The course is structured in a way that allows participants to engage in 3D modeling, data processing, and publication of the models in the digital environment. By the end of the course, participants will have a solid understanding of the tools and services used in 3D reconstructions and their publication online, and will be able to apply these techniques to their own projects.

The course on Information Systems for Historians focuses on the development of information systems for historical research and teaching history. The course is designed for students who interested in history, cultural heritage, and the humanities and open to interdisciplinary activities in the field of cultural informatics to leverage information technology to facilitate their further professional activities including teaching and research. The course covers the wide range of topics including the role of information systems in historical research and education, overview of the different types of information systems used in history, and design of information systems. The students will be introduced with the tools for development of information systems, techniques for designing effective and user-friendly interfaces through considering high-quality projects and the discussion of the future of information systems in history.

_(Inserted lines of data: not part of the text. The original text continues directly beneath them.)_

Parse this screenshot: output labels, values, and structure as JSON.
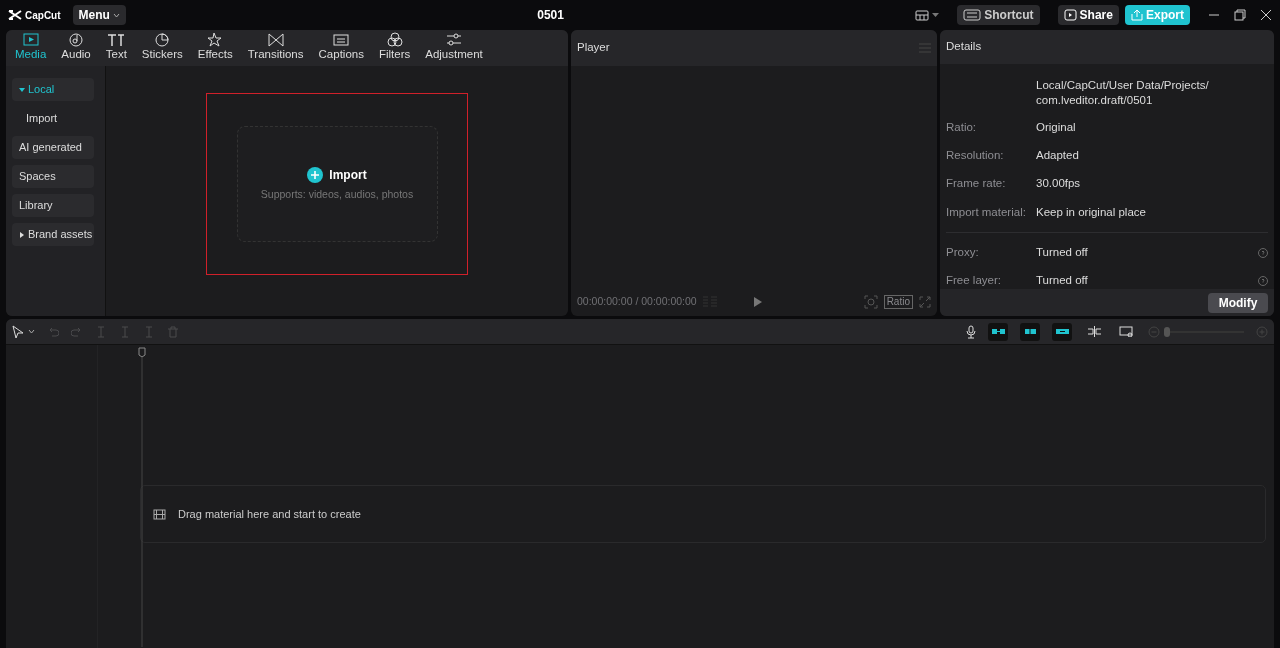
{
  "titlebar": {
    "app": "CapCut",
    "menu": "Menu",
    "project": "0501",
    "shortcut": "Shortcut",
    "share": "Share",
    "export": "Export"
  },
  "tabs": [
    {
      "label": "Media",
      "selected": true
    },
    {
      "label": "Audio",
      "selected": false
    },
    {
      "label": "Text",
      "selected": false
    },
    {
      "label": "Stickers",
      "selected": false
    },
    {
      "label": "Effects",
      "selected": false
    },
    {
      "label": "Transitions",
      "selected": false
    },
    {
      "label": "Captions",
      "selected": false
    },
    {
      "label": "Filters",
      "selected": false
    },
    {
      "label": "Adjustment",
      "selected": false
    }
  ],
  "sidebar": {
    "items": [
      {
        "label": "Local",
        "kind": "folder",
        "expanded": true,
        "selected": true,
        "children": [
          {
            "label": "Import",
            "selected": false
          }
        ]
      },
      {
        "label": "AI generated",
        "kind": "link",
        "selected": false
      },
      {
        "label": "Spaces",
        "kind": "link",
        "selected": false
      },
      {
        "label": "Library",
        "kind": "link",
        "selected": false
      },
      {
        "label": "Brand assets",
        "kind": "folder",
        "expanded": false,
        "selected": false
      }
    ]
  },
  "import": {
    "label": "Import",
    "hint": "Supports: videos, audios, photos"
  },
  "player": {
    "title": "Player",
    "timecode": "00:00:00:00 / 00:00:00:00",
    "ratio": "Ratio"
  },
  "details": {
    "title": "Details",
    "path": "Local/CapCut/User Data/Projects/ com.lveditor.draft/0501",
    "rows": [
      {
        "label": "Ratio:",
        "value": "Original"
      },
      {
        "label": "Resolution:",
        "value": "Adapted"
      },
      {
        "label": "Frame rate:",
        "value": "30.00fps"
      },
      {
        "label": "Import material:",
        "value": "Keep in original place"
      }
    ],
    "settings": [
      {
        "label": "Proxy:",
        "value": "Turned off"
      },
      {
        "label": "Free layer:",
        "value": "Turned off"
      }
    ],
    "modify": "Modify"
  },
  "timeline": {
    "toggles": [
      {
        "on": true
      },
      {
        "on": true
      },
      {
        "on": true
      },
      {
        "on": false
      },
      {
        "on": false
      }
    ],
    "zoom": {
      "level": 0.0
    },
    "hint": "Drag material here and start to create"
  }
}
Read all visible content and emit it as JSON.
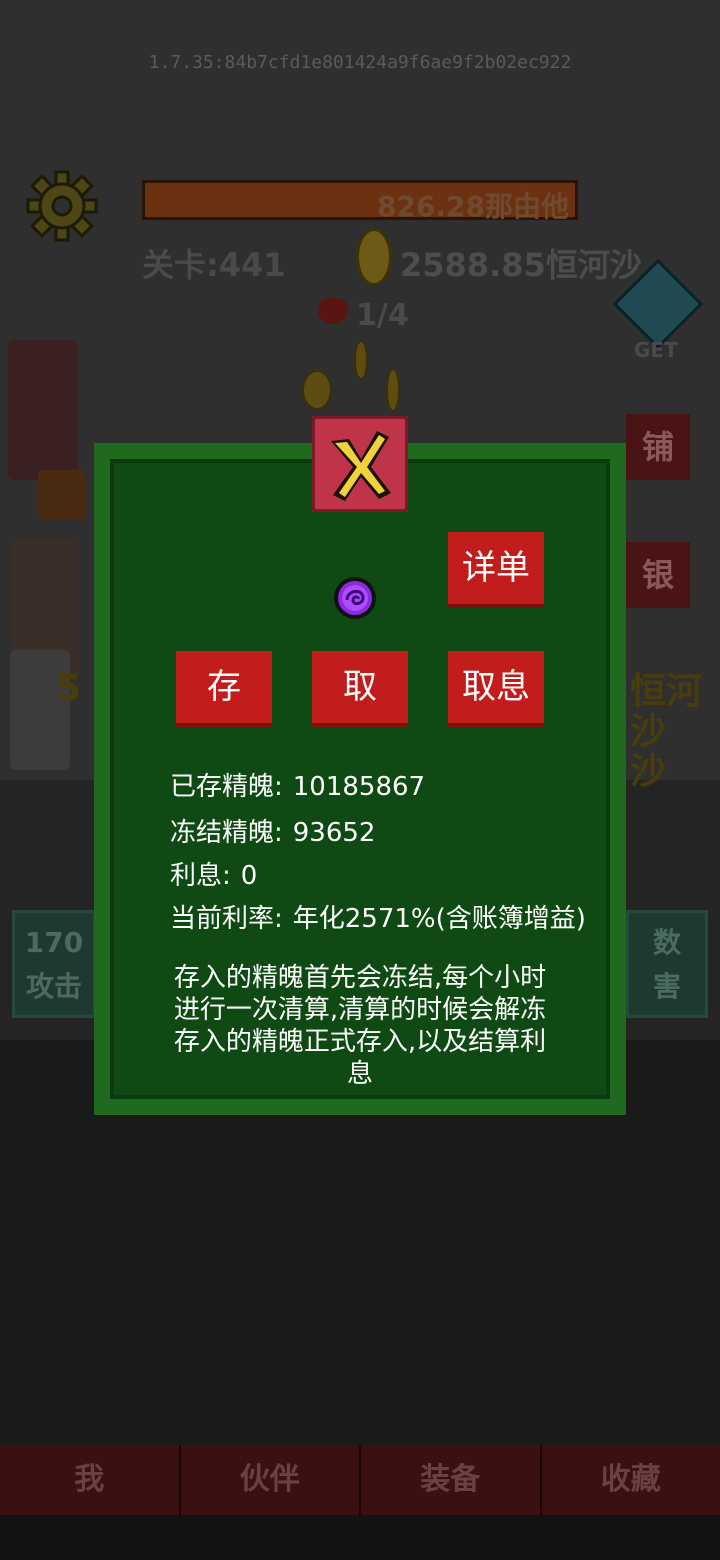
{
  "version_hash": "1.7.35:84b7cfd1e801424a9f6ae9f2b02ec922",
  "header": {
    "hp_value": "826.28那由他",
    "level_label": "关卡:441",
    "gold_amount": "2588.85恒河沙",
    "wave_progress": "1/4",
    "gem_label": "GET"
  },
  "side_buttons": [
    "铺",
    "银"
  ],
  "background_fragments": {
    "left_stat": [
      "170",
      "攻击"
    ],
    "right_stat": [
      "数",
      "害"
    ],
    "right_yellow": [
      "恒河沙",
      "沙"
    ],
    "left_yellow": "5"
  },
  "bank_modal": {
    "detail_button": "详单",
    "deposit_button": "存",
    "withdraw_button": "取",
    "withdraw_interest_button": "取息",
    "stats": [
      {
        "label": "已存精魄:",
        "value": "10185867"
      },
      {
        "label": "冻结精魄:",
        "value": "93652"
      },
      {
        "label": "利息:",
        "value": "0"
      },
      {
        "label": "当前利率:",
        "value": "年化2571%(含账簿增益)"
      }
    ],
    "description_lines": [
      "存入的精魄首先会冻结,每个小时",
      "进行一次清算,清算的时候会解冻",
      "存入的精魄正式存入,以及结算利",
      "息"
    ]
  },
  "bottom_nav": [
    "我",
    "伙伴",
    "装备",
    "收藏"
  ],
  "colors": {
    "modal_border": "#1f6a1f",
    "modal_fill": "#0f4a14",
    "button_red": "#c21d1d",
    "close_pink": "#c0344a",
    "close_x": "#f2d23a"
  }
}
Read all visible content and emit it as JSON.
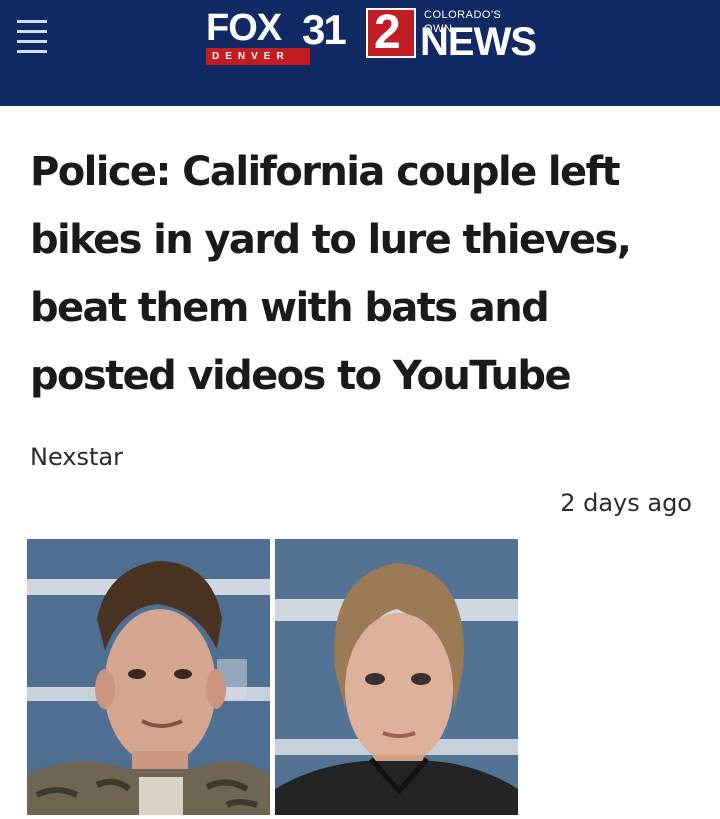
{
  "header": {
    "logo": {
      "fox": "FOX",
      "denver": "DENVER",
      "channel": "31",
      "number": "2",
      "tagline": "COLORADO'S OWN",
      "news": "NEWS"
    },
    "colors": {
      "background": "#112a63",
      "accent": "#c21d22"
    },
    "menu_icon": "hamburger-menu-icon"
  },
  "article": {
    "headline": "Police: California couple left bikes in yard to lure thieves, beat them with bats and posted videos to YouTube",
    "source": "Nexstar",
    "time": "2 days ago"
  },
  "photos": [
    {
      "subject": "male mugshot"
    },
    {
      "subject": "female mugshot"
    }
  ]
}
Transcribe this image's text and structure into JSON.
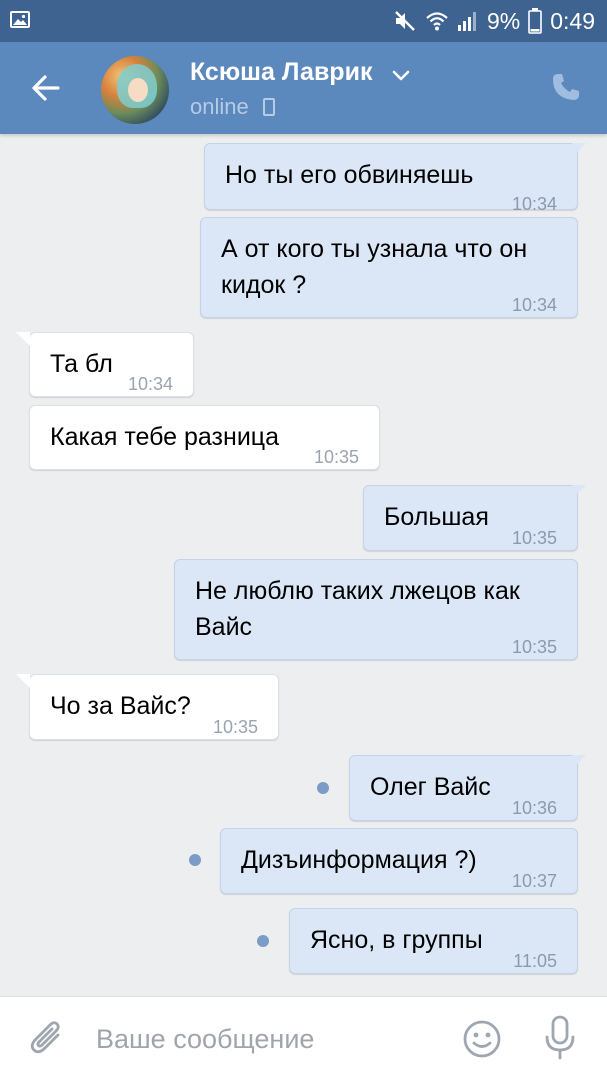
{
  "status_bar": {
    "battery": "9%",
    "time": "0:49"
  },
  "header": {
    "contact_name": "Ксюша Лаврик",
    "status": "online"
  },
  "messages": [
    {
      "dir": "out",
      "text": "Но ты его обвиняешь",
      "time": "10:34"
    },
    {
      "dir": "out",
      "text": "А от кого ты узнала что он\nкидок ?",
      "time": "10:34"
    },
    {
      "dir": "in",
      "text": "Та бл",
      "time": "10:34"
    },
    {
      "dir": "in",
      "text": "Какая тебе разница",
      "time": "10:35"
    },
    {
      "dir": "out",
      "text": "Большая",
      "time": "10:35"
    },
    {
      "dir": "out",
      "text": "Не люблю таких лжецов как\nВайс",
      "time": "10:35"
    },
    {
      "dir": "in",
      "text": "Чо за Вайс?",
      "time": "10:35"
    },
    {
      "dir": "out",
      "text": "Олег Вайс",
      "time": "10:36",
      "unread": true
    },
    {
      "dir": "out",
      "text": "Дизъинформация ?)",
      "time": "10:37",
      "unread": true
    },
    {
      "dir": "out",
      "text": "Ясно, в группы",
      "time": "11:05",
      "unread": true
    }
  ],
  "composer": {
    "placeholder": "Ваше сообщение"
  },
  "icons": {
    "back": "arrow-left-icon",
    "call": "phone-icon",
    "attach": "paperclip-icon",
    "emoji": "smiley-icon",
    "mic": "microphone-icon",
    "device": "mobile-device-icon"
  },
  "colors": {
    "status_bar": "#3f6391",
    "header": "#5b88bd",
    "outgoing_bubble": "#dbe7f6",
    "incoming_bubble": "#ffffff",
    "chat_background": "#edeef0",
    "unread_dot": "#7a9cc6"
  }
}
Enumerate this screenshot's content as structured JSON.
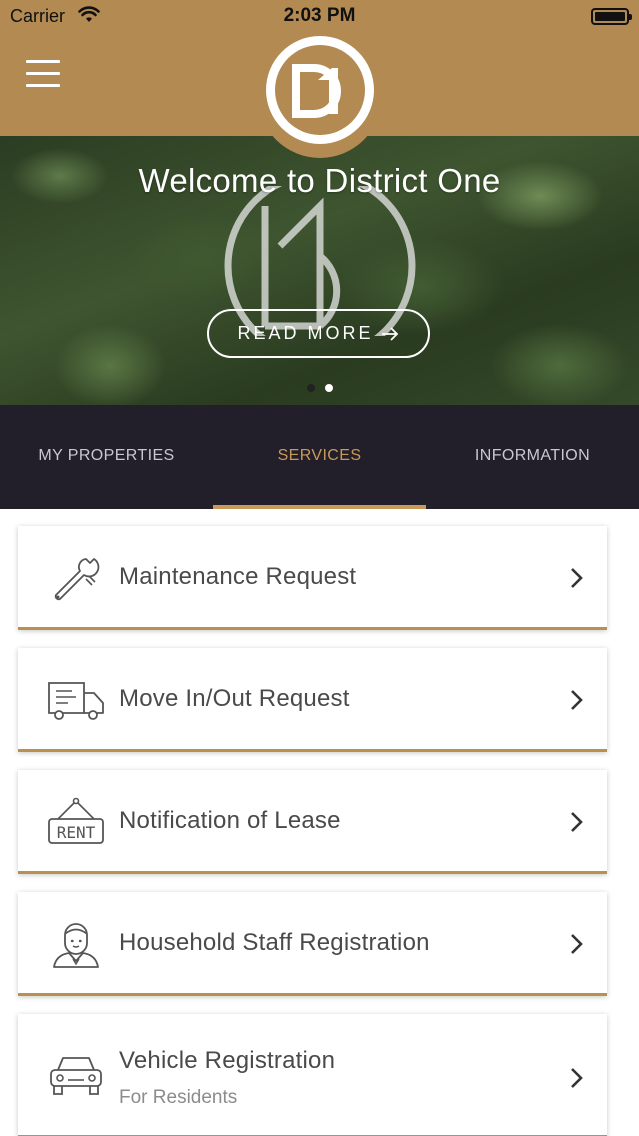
{
  "status_bar": {
    "carrier": "Carrier",
    "time": "2:03 PM"
  },
  "header": {
    "logo_text": "D1"
  },
  "hero": {
    "title": "Welcome to District One",
    "read_more_label": "READ MORE",
    "slide_count": 2,
    "active_slide": 2
  },
  "tabs": [
    {
      "label": "MY PROPERTIES",
      "active": false
    },
    {
      "label": "SERVICES",
      "active": true
    },
    {
      "label": "INFORMATION",
      "active": false
    }
  ],
  "services": [
    {
      "title": "Maintenance Request",
      "subtitle": "",
      "icon": "wrench-icon"
    },
    {
      "title": "Move In/Out Request",
      "subtitle": "",
      "icon": "truck-icon"
    },
    {
      "title": "Notification of Lease",
      "subtitle": "",
      "icon": "rent-sign-icon"
    },
    {
      "title": "Household Staff Registration",
      "subtitle": "",
      "icon": "staff-person-icon"
    },
    {
      "title": "Vehicle Registration",
      "subtitle": "For Residents",
      "icon": "car-icon"
    }
  ],
  "colors": {
    "brand_gold": "#b38a52",
    "tab_bar_bg": "#221f2a",
    "active_tab": "#c79a59"
  }
}
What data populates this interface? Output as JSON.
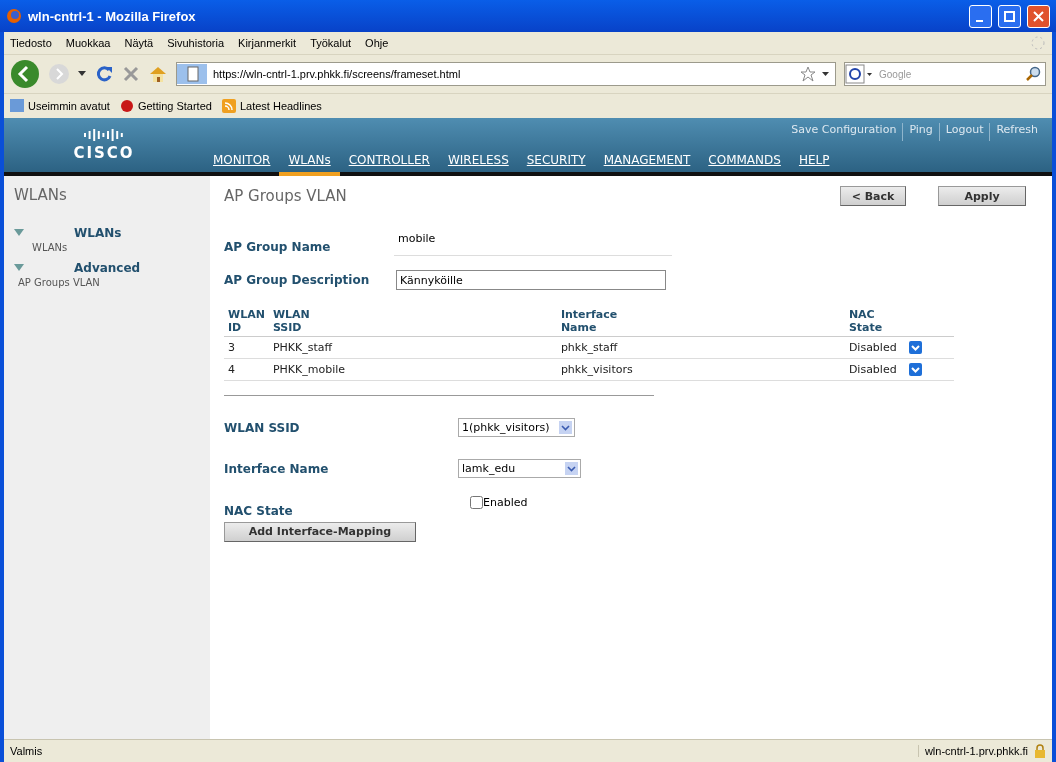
{
  "window": {
    "title": "wln-cntrl-1 - Mozilla Firefox"
  },
  "menu": [
    "Tiedosto",
    "Muokkaa",
    "Näytä",
    "Sivuhistoria",
    "Kirjanmerkit",
    "Työkalut",
    "Ohje"
  ],
  "address": {
    "value": "https://wln-cntrl-1.prv.phkk.fi/screens/frameset.html"
  },
  "search": {
    "placeholder": "Google"
  },
  "bookmarks": [
    "Useimmin avatut",
    "Getting Started",
    "Latest Headlines"
  ],
  "header": {
    "logo": "CISCO",
    "links": [
      "Save Configuration",
      "Ping",
      "Logout",
      "Refresh"
    ],
    "tabs": [
      {
        "label": "MONITOR",
        "selected": false
      },
      {
        "label": "WLANs",
        "selected": true
      },
      {
        "label": "CONTROLLER",
        "selected": false
      },
      {
        "label": "WIRELESS",
        "selected": false
      },
      {
        "label": "SECURITY",
        "selected": false
      },
      {
        "label": "MANAGEMENT",
        "selected": false
      },
      {
        "label": "COMMANDS",
        "selected": false
      },
      {
        "label": "HELP",
        "selected": false
      }
    ]
  },
  "sidebar": {
    "title": "WLANs",
    "groups": [
      {
        "label": "WLANs",
        "expanded": true,
        "children": [
          {
            "label": "WLANs"
          }
        ]
      },
      {
        "label": "Advanced",
        "expanded": true,
        "children": [
          {
            "label": "AP Groups VLAN"
          }
        ]
      }
    ]
  },
  "page": {
    "title": "AP Groups VLAN",
    "buttons": [
      "< Back",
      "Apply"
    ],
    "group_name": {
      "label": "AP Group Name",
      "value": "mobile"
    },
    "group_description": {
      "label": "AP Group Description",
      "value": "Kännyköille"
    },
    "table": {
      "columns": [
        "WLAN ID",
        "WLAN SSID",
        "Interface Name",
        "NAC State"
      ],
      "rows": [
        [
          "3",
          "PHKK_staff",
          "phkk_staff",
          "Disabled"
        ],
        [
          "4",
          "PHKK_mobile",
          "phkk_visitors",
          "Disabled"
        ]
      ]
    },
    "ssid": {
      "label": "WLAN SSID",
      "value": "1(phkk_visitors)"
    },
    "interface": {
      "label": "Interface Name",
      "value": "lamk_edu"
    },
    "nac": {
      "label": "NAC State",
      "option": "Enabled",
      "checked": false
    },
    "add_button": "Add Interface-Mapping"
  },
  "status_bar": {
    "text": "Valmis",
    "host": "wln-cntrl-1.prv.phkk.fi"
  }
}
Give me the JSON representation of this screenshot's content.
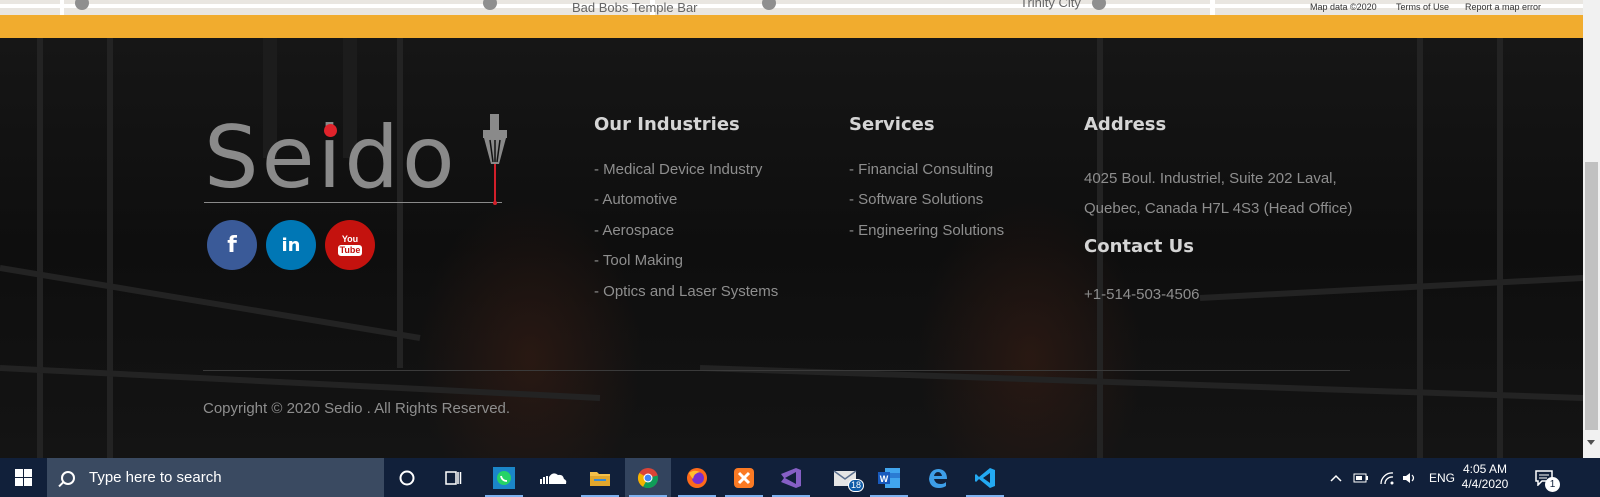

Examples of completed Master’s theses

  • The digital approaches to detecting and analysing propaganda in historical newspapers: the Kyiv example (1941 – 1943).
  • The Louvre in the Digital Dimension: The Evolution of a Museum’s Website Virtual museum as an environment for Cultural Heritage representation History of Fandoms: Cultural cybersocieties and their evolution on the web (1996-2020)

Areas we are open to supervising:

  • Digital History
  • Web-history
  • Museums on the web
  • Virtual museology
  • Digital Heritage
  • History of Information Society

The courses offered in Humanities Data Science and Methodology

Our teaching is primarily offered in the context of the Data and Discourse Studies MA.

This interdisciplinary programme focuses on discourse analysis with a focus on research data.

The Chair of Humanities Data Science and Methodology contributes especially to the research data aspects of this MA, exploring central concepts, applications and methods of digital humanities and digital history research data.

For more information about this programme see here.

The advances seminar Humanities Data Science and Methodology

This seminar usually takes place in the Winter and Summer semester on Tuesdays from 16:15 – 17:45.

The seminar explores ongoing and emerging research methods, findings and hermeneutic perspectives from digital humanities, digital history and humanities data science and methodology.